Crude oil rig count
Baker Hughes will publish the weekly crude oil rig count report on September 18, 2015. Last week, Baker Hughes reported that the active crude oil rig count fell by ten to 652 for the week ending September 11, 2015. Similarly, US crude oil rigs fell by 13 to 662 for the week ending September 4, 2015. The crude oil rig count fell for the second straight week in the last eight weeks.
Impact of falling crude oil rigs
Currently, US crude oil rigs are 60% lower than the level in 2014. The current rigs are 940 rigs lower than 1,584 rigs in 2014. Crude oil rigs fell due to lower crude oil prices. Crude oil prices fell due to oversupply concerns. Prices fell more than 50% from the peak of $107 per barrel since June 2014.
The recent fall in crude oil rigs implies that oil producers are less confident about the higher oil prices. The slowing drilling activity will negatively impact oil drillers like Schlumberger (SLB), Superior (SPN), and Halliburton (HAL). However, the fall in crude oil rigs has only marginally slowed down the US production. The US crude oil production is at record levels. This implies that crude oil rigs are becoming more productive. The improving productivity means a lower cost of production per well. The long-term falling crude oil prices have also led to a fall in the new lower cost drilling contracts.
As a result, improving productivity and the lower cost of drilling could also increase production and extend the crude oil glut market.
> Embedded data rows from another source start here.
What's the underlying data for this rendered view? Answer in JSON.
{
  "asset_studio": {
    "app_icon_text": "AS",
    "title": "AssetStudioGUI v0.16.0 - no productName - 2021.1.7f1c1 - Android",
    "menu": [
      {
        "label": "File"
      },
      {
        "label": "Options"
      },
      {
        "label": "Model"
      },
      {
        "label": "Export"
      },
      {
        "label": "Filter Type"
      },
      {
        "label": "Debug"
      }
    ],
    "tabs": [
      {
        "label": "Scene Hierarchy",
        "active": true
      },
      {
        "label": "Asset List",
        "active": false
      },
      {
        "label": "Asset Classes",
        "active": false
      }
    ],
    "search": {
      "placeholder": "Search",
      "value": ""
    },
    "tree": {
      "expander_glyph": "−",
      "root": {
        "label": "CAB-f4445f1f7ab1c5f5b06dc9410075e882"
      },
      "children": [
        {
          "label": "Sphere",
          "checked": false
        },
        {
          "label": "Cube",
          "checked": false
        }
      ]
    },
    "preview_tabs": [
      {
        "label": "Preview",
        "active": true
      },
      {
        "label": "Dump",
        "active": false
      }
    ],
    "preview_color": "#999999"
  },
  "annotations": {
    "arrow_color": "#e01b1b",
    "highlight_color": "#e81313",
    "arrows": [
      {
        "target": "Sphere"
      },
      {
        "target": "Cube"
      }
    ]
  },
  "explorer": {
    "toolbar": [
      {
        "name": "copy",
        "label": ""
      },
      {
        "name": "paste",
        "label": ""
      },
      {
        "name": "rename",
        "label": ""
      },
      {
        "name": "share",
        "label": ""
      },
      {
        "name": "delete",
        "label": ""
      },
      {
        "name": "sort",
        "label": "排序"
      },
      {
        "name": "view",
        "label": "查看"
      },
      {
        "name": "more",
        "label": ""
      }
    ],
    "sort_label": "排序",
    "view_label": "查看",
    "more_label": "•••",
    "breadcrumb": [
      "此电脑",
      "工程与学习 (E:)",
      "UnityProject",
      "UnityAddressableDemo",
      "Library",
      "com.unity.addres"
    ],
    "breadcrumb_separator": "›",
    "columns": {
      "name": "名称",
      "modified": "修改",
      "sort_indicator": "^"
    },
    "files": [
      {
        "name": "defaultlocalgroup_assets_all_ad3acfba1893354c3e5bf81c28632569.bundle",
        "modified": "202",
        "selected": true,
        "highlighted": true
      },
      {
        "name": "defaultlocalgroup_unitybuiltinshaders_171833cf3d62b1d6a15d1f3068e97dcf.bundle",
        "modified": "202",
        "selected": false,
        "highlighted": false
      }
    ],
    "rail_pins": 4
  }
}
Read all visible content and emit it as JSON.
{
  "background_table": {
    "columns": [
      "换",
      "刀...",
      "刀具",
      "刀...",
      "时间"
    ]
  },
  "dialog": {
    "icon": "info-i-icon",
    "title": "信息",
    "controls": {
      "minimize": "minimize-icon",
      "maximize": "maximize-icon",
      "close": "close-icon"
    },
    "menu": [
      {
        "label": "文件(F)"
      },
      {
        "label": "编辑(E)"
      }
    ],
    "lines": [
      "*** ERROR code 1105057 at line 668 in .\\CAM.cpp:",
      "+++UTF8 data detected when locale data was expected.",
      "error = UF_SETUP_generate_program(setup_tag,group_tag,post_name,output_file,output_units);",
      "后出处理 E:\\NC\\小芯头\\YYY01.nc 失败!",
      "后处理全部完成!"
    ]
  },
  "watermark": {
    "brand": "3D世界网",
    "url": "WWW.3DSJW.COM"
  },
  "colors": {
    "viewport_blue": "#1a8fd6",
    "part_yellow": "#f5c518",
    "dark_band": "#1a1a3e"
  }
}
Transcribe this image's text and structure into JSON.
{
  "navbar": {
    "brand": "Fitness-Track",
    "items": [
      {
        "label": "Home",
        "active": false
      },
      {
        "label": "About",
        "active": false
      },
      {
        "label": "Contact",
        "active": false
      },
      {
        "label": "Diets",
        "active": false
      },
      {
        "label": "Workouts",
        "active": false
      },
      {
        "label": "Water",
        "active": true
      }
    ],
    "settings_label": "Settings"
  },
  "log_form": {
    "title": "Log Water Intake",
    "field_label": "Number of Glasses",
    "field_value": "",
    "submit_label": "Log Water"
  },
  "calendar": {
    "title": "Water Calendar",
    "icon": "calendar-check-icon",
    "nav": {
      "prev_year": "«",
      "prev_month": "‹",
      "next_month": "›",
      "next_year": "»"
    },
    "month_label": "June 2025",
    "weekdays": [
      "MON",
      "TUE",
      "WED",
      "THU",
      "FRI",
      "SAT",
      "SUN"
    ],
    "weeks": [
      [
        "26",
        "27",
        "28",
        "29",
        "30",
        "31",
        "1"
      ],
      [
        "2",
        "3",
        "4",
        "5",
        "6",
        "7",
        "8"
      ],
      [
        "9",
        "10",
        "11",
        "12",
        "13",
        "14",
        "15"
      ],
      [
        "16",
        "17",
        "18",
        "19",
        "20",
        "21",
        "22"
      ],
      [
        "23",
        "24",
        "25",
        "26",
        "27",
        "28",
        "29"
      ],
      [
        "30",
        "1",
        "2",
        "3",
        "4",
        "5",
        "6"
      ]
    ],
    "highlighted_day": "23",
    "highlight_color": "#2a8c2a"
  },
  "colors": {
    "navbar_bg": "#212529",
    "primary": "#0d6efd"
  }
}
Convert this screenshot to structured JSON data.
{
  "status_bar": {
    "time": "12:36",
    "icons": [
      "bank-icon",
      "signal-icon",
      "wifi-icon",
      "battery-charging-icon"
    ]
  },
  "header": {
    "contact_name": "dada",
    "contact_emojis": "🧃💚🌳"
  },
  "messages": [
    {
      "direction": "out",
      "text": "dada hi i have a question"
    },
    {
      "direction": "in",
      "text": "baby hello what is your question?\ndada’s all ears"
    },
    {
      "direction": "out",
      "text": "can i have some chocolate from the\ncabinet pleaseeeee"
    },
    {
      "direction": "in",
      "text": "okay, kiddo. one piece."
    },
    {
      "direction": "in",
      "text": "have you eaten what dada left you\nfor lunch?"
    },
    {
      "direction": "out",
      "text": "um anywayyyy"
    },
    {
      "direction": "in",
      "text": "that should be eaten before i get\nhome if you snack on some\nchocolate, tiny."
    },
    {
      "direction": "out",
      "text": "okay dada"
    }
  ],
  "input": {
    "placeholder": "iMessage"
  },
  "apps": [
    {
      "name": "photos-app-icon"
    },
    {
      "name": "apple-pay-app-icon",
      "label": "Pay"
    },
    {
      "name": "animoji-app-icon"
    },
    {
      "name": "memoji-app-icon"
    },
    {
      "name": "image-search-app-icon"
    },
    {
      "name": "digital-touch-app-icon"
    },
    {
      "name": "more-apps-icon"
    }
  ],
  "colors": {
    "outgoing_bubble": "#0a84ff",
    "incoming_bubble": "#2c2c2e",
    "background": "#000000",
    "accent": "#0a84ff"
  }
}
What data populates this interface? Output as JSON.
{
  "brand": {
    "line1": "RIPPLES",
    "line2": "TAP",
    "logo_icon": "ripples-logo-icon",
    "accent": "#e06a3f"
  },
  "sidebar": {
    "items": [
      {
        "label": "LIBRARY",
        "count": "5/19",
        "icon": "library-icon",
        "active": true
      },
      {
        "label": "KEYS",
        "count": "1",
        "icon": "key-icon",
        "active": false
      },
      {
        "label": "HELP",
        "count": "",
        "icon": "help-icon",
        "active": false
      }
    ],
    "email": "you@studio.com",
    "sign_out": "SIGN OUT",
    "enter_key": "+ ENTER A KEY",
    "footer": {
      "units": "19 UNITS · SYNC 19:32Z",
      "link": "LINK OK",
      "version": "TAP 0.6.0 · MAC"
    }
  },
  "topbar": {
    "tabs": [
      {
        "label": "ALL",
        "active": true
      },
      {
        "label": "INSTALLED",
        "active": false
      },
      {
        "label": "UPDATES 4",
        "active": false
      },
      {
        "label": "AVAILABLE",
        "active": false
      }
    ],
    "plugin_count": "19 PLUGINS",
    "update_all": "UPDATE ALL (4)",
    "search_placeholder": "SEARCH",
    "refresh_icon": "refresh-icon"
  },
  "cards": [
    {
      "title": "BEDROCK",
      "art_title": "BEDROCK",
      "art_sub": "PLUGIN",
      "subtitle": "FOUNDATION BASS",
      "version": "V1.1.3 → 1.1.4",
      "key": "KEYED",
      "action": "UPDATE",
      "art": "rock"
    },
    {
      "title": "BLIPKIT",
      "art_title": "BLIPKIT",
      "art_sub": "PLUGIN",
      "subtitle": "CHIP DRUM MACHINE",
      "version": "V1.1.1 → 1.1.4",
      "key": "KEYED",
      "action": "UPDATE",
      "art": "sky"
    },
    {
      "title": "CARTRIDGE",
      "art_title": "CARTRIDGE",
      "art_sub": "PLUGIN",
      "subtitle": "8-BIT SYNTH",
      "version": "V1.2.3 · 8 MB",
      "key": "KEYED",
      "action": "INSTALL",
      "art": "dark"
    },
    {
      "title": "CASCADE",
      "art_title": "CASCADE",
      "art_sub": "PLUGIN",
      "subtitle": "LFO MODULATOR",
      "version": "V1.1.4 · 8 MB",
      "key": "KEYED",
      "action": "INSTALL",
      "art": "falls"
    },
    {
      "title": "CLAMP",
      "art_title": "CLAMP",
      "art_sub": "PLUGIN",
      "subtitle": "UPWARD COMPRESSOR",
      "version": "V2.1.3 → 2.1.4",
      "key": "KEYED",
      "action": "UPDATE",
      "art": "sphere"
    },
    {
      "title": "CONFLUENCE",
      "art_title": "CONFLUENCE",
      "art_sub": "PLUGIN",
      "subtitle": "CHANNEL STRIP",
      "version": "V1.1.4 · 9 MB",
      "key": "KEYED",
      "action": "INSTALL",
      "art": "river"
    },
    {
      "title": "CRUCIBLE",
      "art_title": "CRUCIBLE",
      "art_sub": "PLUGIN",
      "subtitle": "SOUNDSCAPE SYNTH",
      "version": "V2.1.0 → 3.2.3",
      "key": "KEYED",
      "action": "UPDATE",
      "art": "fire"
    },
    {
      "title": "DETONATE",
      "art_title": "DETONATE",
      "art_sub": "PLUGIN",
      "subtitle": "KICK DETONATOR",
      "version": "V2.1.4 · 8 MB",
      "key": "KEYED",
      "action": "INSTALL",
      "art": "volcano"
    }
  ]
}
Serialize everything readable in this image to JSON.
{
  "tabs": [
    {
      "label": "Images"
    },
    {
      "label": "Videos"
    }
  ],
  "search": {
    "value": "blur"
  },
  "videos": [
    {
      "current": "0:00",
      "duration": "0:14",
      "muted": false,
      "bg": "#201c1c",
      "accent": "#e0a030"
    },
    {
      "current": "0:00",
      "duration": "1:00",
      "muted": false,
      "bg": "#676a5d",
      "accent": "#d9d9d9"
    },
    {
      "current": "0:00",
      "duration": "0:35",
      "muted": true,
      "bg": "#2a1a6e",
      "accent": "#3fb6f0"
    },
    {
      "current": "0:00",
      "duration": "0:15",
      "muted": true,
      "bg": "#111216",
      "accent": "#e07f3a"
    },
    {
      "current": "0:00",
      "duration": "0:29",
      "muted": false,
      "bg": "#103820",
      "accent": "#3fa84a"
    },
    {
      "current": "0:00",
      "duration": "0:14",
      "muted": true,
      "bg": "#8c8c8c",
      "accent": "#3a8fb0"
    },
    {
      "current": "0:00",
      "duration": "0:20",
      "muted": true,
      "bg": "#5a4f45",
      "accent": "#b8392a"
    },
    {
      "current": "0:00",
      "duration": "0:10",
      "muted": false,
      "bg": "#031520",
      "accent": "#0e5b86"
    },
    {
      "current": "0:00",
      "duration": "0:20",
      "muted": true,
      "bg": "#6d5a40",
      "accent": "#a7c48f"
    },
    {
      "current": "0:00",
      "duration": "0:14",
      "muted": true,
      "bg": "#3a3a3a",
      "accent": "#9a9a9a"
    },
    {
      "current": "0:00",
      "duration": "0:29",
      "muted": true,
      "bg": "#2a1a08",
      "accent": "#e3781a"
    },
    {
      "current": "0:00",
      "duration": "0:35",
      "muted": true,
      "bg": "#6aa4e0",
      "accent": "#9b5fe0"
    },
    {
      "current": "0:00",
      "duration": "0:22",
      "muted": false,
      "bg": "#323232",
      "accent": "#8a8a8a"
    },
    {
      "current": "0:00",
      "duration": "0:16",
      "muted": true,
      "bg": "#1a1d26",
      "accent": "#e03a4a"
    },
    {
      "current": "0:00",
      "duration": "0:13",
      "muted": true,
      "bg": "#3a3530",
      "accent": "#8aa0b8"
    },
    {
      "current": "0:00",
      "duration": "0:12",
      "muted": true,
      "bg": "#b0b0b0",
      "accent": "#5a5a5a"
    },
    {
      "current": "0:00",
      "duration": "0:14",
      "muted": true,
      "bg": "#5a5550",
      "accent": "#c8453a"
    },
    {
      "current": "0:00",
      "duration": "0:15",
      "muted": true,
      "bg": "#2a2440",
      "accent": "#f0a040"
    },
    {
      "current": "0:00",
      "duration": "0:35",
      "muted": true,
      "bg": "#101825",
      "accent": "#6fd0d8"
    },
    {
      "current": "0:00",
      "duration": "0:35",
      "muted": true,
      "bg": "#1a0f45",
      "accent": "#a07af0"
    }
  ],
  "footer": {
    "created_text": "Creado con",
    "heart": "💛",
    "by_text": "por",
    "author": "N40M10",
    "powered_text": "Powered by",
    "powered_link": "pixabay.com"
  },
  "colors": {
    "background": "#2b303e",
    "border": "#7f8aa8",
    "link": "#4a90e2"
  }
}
The only option left for crude oil producers is to produce more with low-cost wells in order to sustain in the market. This will increase production.